Our first meeting of 1998 saw yet another piece of history in the making. For possibly the second time since the inception of the Durban Branch we had a lady speaker. The lady was none other than fellow-member, Marge Zucchini who gave our first DDH talk for the year. She chose as her subject "Gettysburg Today" and by means of photographs of the various monuments erected by the surviving participants of that great conflict and photographs of the actual battlefields as they are today, she somehow managed to capture the poignancy and desolation of the aftermath of that battle in which so many lives were lost. We are much obliged to Marge for sharing her impressions of part of her recent trip to the States with us.
Our main speaker for the evening was Mervyn Mitton who opted to speak on "Britain's Georgian Navy", instead of the "Antecedents of the British Army" as advertised previously. It turned out to be a welcome breath of fresh salt-air with our speaker tracing the history of and describing in detail. life in the Royal Navy in Georgian times which covered the period from roughly the early 1700's to the middle of the 1800's.

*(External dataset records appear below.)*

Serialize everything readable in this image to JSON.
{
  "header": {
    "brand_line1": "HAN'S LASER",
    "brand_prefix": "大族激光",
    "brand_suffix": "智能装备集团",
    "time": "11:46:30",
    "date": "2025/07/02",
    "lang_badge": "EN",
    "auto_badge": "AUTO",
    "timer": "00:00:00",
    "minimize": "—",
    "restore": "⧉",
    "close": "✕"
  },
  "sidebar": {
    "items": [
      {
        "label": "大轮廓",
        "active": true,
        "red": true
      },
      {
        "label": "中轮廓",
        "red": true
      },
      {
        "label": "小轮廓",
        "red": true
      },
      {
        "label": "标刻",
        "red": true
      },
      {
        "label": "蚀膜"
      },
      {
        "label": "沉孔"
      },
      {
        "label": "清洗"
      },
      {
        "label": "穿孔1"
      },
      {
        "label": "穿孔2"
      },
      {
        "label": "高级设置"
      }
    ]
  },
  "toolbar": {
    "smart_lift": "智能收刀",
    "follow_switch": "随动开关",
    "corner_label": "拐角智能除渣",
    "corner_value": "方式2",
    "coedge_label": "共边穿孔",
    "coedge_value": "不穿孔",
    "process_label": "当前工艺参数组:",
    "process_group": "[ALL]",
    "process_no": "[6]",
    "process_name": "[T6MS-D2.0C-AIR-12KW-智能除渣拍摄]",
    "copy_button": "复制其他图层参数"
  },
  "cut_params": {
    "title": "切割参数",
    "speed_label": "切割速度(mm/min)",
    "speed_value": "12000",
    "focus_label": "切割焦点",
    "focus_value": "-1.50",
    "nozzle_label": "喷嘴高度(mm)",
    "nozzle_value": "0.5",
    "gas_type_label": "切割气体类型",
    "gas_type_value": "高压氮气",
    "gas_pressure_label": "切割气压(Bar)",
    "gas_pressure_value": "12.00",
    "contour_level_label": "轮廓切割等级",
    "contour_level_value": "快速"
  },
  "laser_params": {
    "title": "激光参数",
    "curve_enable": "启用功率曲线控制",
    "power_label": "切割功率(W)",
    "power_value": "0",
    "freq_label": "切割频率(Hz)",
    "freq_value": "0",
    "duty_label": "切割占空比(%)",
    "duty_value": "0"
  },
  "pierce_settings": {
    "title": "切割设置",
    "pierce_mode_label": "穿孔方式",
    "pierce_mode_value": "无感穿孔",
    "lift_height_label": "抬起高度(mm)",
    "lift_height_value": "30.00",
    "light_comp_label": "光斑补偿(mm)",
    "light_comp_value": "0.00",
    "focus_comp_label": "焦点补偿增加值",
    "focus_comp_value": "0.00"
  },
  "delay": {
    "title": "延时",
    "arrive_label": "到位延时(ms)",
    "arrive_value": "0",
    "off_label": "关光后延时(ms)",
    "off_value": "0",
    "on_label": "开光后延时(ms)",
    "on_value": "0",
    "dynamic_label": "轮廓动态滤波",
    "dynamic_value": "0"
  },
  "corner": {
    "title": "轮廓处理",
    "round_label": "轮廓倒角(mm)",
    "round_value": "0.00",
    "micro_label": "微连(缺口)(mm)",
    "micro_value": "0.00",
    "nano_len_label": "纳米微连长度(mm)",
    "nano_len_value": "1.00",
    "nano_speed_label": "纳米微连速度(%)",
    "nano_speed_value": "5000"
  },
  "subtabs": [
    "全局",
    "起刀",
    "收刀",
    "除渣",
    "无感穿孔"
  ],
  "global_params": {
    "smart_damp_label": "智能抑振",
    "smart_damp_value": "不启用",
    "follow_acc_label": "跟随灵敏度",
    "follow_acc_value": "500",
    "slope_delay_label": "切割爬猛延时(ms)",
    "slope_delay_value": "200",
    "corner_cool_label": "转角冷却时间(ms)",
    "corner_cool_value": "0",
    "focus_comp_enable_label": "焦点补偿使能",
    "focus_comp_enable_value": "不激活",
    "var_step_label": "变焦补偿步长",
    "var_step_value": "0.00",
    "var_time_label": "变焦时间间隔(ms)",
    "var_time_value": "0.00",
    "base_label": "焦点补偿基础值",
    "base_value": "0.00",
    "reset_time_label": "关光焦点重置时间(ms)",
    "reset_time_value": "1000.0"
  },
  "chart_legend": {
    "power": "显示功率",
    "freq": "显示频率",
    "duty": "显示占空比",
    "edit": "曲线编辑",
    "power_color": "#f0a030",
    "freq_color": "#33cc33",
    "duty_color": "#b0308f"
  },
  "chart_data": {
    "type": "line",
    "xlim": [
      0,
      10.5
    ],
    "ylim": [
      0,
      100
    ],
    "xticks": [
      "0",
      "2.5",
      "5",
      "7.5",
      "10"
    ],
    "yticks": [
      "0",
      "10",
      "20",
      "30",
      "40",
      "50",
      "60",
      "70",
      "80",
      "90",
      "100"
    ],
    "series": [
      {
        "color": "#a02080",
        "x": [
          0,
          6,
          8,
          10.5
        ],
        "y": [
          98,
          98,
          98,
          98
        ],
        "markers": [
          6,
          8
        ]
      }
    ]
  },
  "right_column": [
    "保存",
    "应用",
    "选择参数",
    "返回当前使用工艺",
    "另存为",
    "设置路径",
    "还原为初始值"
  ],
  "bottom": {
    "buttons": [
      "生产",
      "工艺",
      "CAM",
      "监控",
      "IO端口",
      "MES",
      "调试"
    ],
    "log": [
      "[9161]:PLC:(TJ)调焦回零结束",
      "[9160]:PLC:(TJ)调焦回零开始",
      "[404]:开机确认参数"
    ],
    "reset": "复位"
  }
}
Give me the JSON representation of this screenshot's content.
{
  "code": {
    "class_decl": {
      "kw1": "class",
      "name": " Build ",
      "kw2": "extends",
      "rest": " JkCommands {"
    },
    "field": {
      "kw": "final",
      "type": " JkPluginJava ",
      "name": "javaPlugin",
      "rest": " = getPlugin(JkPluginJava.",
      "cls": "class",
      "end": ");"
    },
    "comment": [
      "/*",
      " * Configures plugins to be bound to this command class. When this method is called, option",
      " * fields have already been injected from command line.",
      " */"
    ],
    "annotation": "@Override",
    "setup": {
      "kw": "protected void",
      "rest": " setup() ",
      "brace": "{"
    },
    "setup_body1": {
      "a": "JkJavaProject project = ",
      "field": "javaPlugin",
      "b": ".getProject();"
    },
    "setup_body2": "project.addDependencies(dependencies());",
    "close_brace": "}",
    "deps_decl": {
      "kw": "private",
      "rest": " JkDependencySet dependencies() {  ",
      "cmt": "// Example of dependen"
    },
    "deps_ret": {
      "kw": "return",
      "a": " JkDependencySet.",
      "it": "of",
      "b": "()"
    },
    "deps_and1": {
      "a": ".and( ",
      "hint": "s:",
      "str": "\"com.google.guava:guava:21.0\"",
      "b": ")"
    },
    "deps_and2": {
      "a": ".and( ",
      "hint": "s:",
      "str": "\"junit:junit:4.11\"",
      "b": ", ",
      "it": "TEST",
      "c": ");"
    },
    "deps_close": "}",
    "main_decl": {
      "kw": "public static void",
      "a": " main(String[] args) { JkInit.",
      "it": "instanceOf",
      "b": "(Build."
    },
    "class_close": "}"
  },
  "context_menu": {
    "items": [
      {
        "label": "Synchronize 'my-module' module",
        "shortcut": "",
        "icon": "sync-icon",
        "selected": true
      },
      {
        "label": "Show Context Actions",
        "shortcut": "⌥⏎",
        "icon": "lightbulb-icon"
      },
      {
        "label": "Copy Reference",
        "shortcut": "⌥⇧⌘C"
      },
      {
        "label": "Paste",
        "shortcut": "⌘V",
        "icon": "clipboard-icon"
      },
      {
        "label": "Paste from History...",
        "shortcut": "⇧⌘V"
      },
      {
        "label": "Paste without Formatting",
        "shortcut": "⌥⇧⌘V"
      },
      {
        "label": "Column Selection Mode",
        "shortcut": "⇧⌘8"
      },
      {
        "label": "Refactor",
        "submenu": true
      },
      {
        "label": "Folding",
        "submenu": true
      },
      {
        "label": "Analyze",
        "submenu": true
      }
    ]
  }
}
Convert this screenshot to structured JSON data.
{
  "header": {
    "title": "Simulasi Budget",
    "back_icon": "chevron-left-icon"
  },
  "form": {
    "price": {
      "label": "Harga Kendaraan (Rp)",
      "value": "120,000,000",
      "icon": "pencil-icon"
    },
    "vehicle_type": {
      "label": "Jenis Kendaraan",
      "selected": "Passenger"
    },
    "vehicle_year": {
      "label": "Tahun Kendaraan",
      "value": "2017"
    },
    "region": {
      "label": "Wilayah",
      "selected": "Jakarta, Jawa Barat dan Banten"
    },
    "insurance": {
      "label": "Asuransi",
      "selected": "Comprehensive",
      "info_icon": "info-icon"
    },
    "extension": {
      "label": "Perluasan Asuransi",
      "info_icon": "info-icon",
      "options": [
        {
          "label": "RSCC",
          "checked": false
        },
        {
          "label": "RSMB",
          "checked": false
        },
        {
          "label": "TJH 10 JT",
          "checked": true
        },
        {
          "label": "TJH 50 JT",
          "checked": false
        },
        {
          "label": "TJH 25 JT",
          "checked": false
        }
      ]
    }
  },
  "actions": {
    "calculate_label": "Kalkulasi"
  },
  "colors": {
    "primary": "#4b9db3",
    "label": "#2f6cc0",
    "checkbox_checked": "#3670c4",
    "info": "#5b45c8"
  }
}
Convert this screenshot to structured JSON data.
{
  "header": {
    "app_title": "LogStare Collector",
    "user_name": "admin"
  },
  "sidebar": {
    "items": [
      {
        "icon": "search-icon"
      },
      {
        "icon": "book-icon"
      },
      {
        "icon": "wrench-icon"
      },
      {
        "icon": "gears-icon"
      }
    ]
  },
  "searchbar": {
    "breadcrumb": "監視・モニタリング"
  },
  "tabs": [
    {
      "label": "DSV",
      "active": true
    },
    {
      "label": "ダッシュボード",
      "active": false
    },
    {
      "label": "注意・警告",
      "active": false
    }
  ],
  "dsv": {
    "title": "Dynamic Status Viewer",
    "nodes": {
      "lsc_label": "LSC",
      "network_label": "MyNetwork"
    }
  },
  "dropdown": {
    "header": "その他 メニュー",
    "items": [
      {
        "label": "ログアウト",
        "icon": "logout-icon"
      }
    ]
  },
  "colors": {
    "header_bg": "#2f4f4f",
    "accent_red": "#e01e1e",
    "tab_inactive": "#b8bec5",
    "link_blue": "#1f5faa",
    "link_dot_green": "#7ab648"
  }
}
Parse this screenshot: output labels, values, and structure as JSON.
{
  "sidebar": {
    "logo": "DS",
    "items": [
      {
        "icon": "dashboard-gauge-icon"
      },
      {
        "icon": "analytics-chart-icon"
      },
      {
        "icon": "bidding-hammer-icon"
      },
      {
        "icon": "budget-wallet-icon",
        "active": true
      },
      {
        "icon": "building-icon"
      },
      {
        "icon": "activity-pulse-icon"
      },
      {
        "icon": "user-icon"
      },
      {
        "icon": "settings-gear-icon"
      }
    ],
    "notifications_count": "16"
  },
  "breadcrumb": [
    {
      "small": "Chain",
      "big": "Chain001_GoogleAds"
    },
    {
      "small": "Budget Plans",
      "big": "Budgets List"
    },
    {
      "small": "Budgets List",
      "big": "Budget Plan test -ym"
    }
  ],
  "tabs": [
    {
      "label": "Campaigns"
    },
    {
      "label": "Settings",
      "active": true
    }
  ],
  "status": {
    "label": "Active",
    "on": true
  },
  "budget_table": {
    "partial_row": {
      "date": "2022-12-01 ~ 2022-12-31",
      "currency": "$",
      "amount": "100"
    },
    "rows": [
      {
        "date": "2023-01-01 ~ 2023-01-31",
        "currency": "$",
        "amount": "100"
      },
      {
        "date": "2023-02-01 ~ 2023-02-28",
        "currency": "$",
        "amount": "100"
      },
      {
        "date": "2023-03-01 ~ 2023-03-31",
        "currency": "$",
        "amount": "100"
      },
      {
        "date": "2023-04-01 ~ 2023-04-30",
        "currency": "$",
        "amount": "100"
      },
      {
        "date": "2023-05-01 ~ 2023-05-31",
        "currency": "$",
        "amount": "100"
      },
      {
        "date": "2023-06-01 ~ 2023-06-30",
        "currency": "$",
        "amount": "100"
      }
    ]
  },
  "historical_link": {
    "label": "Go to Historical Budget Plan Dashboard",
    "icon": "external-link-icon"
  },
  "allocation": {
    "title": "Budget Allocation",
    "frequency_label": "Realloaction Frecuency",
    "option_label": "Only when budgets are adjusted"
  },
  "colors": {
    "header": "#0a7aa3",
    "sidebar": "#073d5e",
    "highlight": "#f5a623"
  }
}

However, the history of the Navy began a long time before that, possibly at the Battle of Sluys in 1340 when a fleet of English ships destroyed the French Fleet of over 200 ships at anchor in Sluys Harbour. But these were ordinary merchant ships that were used with raised "castles" fore and aft and the battle was fought as though on land using bows and arrows and other hand weapons. It was not until after 1436 that cannons were first used in sea-battles and it was this aspect that England developed and which eventually brought it to the forefront of naval warfare.
Our speaker then described how various British monarchs helped in the development of the man-of- war by building their own ships. For example, King Henry VIII constructed the "Henry Grace a Dieu" (Great Harry) displacing over 1,000 tons and carrying no less than 186 guns most of which were anti-personnel. But it was in naval arllery that England really excelled. They were able to build bigger and better guns which ultimately gave them mastery of the seas for over two hundred years and helped Britain to become the great Colonial power she was.
The Georgian Navy which started in 1714 had several different classes of fighting vessels which were classified on a rating system. For instance the smallest vessels such as sloops which were armed with only 10 to 12 guns, were described as "Sixth Rates", whereas the biggest man-of-war with over 100 guns would be a First Rate. Ouly First to Thrd Rates were considered "ships-of- the-lme", i.e only they could engage the enemy in line of battle because the lighter vessels could not withstand a full broadside and were likely to be blown out of the water.
Finally our speaker went on to describe the horrific conditions of service in the Georgian Navy. Because of the large number of vessels to be manned (862 in 1813), the iniquitous "Press Gang" system was instituted by an Act of Parliament. Young men from any city, town, village or hamlet up to 100 miles (160 knis) away from the coast were "pressed" into service and could be away from home for up to 10 years at a time. With certain minor exceptions, there was no redress. Discipline was harsh with desertion punishable by death. Floggings with the "cat'o-nine-tails" were commonplace and the ultimate punishment for mutiny was to be "keel-hauled".
Medical treatinent was barbaric with amputation the standard treatment for any injuries to the arms or the legs. Scurvy was a major problem and it was not until the eating of lemons and limes was recognized as a preventative measure in the late 1700's, that it abated.
Ths system lasted until the middle 1800's when steam took over from sail as the motive power and the number of men needed to crew the ship was reduced.
As usual our question time elicited a lot more information and fellow-member, Prof Mike Laing thanked our speakers on behalf of the Branch for a most enjoyable and informative evening.
CONGRATULATIONS: Our Branch's congratulations go out to our youngest active member, Deanne Everitt, who achieved eight distinctions (including History) in her recent Matric Exams.
BERGTHEIL MUSEUM: Cataloguing of the Military History books recently donated to the Museum is virtually complete and it is hoped that there will be an official opening ceremony shortly. Watch this space for further information.
S.A.M.H.S. POSTERS: All members are requested to assist with the distribution of our recruiting posters. Please collect your quota from our Chairman, Ken Gillings and arrange to have them displayed in appropriate public places, e.g. Libraries, clubs, supermarkets, etc.
ANGLO-ZULU WAR LECTURES: The Unit for Continuing Education of the University of Natal in Durban is putting on a series of six lectures on the Anglo~Zulu War of 1879 in May 1998. They will be given by well-known author, Ian Knight. Telephone 260 2399 for further details.
ANNUAL SUBSCRIPTIONS: Please note our annual subscriptions have been increased as follows: Single - R60; Family - R70 and Life Membership - R720.